Problem – How many lines in the records below contain the word "this"? State that number and nothing more.

Data for processing –
----

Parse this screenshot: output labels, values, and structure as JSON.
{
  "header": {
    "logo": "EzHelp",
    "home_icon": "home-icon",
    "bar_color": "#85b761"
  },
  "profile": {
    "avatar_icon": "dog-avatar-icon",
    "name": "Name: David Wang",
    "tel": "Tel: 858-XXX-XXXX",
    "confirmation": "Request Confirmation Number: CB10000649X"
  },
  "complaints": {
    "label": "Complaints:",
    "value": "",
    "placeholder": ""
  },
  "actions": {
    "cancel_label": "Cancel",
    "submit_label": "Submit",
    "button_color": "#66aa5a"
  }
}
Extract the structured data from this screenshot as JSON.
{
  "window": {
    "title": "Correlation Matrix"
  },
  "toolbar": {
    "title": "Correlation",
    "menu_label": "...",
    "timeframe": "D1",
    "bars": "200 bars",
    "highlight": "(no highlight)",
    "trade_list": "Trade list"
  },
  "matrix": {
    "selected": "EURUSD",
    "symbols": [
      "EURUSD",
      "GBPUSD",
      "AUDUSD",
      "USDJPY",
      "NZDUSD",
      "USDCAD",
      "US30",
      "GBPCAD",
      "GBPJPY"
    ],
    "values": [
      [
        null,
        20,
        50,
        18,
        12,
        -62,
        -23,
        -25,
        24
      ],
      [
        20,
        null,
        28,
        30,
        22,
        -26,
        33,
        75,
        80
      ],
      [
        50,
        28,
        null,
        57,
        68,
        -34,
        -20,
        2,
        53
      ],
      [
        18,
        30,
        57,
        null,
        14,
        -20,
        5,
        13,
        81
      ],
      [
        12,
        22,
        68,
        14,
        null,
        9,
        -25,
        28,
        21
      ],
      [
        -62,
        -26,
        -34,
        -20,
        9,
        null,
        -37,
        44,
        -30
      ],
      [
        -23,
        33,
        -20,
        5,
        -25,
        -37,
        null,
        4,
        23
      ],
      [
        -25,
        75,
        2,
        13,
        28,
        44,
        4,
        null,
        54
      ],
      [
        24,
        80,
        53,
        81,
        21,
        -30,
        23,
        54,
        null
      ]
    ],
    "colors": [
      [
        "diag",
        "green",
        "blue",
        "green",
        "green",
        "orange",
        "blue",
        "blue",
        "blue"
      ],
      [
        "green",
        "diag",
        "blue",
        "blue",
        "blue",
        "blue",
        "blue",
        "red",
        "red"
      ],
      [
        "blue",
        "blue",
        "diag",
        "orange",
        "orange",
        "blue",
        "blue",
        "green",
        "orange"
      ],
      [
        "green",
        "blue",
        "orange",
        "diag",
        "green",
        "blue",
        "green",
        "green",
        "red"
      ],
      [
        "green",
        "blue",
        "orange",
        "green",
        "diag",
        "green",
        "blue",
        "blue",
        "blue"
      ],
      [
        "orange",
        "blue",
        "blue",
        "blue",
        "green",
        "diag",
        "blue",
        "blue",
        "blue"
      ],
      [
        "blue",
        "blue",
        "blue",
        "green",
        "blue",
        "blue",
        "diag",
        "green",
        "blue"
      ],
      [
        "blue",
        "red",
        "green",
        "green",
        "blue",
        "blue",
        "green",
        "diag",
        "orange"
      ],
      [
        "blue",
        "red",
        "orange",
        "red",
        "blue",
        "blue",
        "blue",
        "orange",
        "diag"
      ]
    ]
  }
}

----

Answer below – 2